What Mr. Walesa will do is, of course, far from certain. But it is clear that he is in close touch with the Roman Catholic Church and that the church is central to what happens next. Despite the suppression of Solidarity, the church has been working quietly with the Jaruzelski regime to defuse tensions. Both sides have adopted a more moderate stance - the church urging public calm and the government finally announcing a visit by the Pope to Poland next June. Their efforts - plus the show of police power - combined to forestall a national strike called by Solidarity for Nov. 10. The next day the government announced the imminent release of Mr. Walesa.
What does it all mean? The church has been morally supportive of Solidarity. But of late it has been talking about facing up to realities; namely, that Solidarity is no more. It has not abandoned the long-term struggle for freedom but it believes that popular resistance will only lead to further bloodshed and repression (not to mention Soviet intervention). Instead it is urging cooperation of workers with the new officially decreed unions - even while holding the government to its pledge to allow the unions to be independent.

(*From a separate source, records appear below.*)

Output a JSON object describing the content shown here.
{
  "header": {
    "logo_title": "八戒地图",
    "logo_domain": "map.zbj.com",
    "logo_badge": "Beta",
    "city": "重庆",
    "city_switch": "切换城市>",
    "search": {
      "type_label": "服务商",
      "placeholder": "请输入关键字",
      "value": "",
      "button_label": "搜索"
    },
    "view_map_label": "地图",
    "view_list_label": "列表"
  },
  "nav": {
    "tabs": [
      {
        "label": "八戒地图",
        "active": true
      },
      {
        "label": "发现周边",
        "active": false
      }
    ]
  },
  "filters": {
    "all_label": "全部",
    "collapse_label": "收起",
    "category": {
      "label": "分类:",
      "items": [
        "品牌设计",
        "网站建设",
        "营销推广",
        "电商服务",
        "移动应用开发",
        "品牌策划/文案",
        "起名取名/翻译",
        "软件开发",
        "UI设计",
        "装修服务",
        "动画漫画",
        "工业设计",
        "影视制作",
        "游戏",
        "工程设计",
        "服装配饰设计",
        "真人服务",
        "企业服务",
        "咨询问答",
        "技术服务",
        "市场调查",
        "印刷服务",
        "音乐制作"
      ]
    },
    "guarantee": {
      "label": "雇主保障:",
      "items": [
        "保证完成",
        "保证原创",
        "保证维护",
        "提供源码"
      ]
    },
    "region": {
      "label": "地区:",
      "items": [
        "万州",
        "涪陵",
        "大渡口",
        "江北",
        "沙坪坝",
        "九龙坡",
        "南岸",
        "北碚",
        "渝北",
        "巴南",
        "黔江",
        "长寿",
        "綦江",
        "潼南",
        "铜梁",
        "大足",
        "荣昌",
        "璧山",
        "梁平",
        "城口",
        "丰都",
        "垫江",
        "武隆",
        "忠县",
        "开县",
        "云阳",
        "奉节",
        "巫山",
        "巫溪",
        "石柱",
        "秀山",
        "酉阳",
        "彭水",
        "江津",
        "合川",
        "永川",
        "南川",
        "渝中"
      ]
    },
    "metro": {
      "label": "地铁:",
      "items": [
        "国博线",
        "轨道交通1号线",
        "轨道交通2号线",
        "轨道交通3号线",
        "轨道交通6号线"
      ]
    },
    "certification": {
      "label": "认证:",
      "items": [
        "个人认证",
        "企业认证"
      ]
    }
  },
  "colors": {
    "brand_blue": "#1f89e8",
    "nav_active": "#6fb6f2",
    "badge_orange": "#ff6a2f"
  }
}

This is not likely to satisfy Solidarity militants, but it is perhaps the only way to ensure Solidarity's survivability. The free trade union movement is, after all, an idea. An idea can be stripped of its form but that does not make it impossible to invest it with another form. If Mr. Walesa chooses to make a bow toward the new unions, he risks losing his influence, but many workers, weary of the violence, might just rally to a call to cooperate with the government. In other words, to join the new bodies - and try to shape them along the principles of Solidarity. Realistically, the new-style unions would not be allowed to become a political power that could threaten the communist party. But Moscow was, after all, ready to tolerate an independent trade union as long as it stuck to union activities. That goal should still be attainable.
The change of leadership in the Kremlin may even provide some leeway for maneuver. Yuri Andropov certainly will brook no challenge to party power at home or abroad. But his tolerance for economic reform in Hungary once the revolution of 1956 was put down suggests that he is amenable to reform. A more sophisticated approach to governing is expected. Certainly it is in Moscow's interest to get the Polish economy moving and help alleviate its own economic burdens.
As for General Jaruzelski, he continues walking his own difficult tightrope, fending off pressures from all sides. He has laid the ground for a lifting of martial law before the end of the year, and that would be an achievement of sorts. But he still faces the dilemma: You can force Polish workers back into the factories but how do you get them to work with vitality and enthusiasm? How, having crushed a popular movement, do you restore a sense of national purpose and self-respect?
No less today than a year ago when Lech Walesa was interned is there a need for a spirit of compromise and dialogue.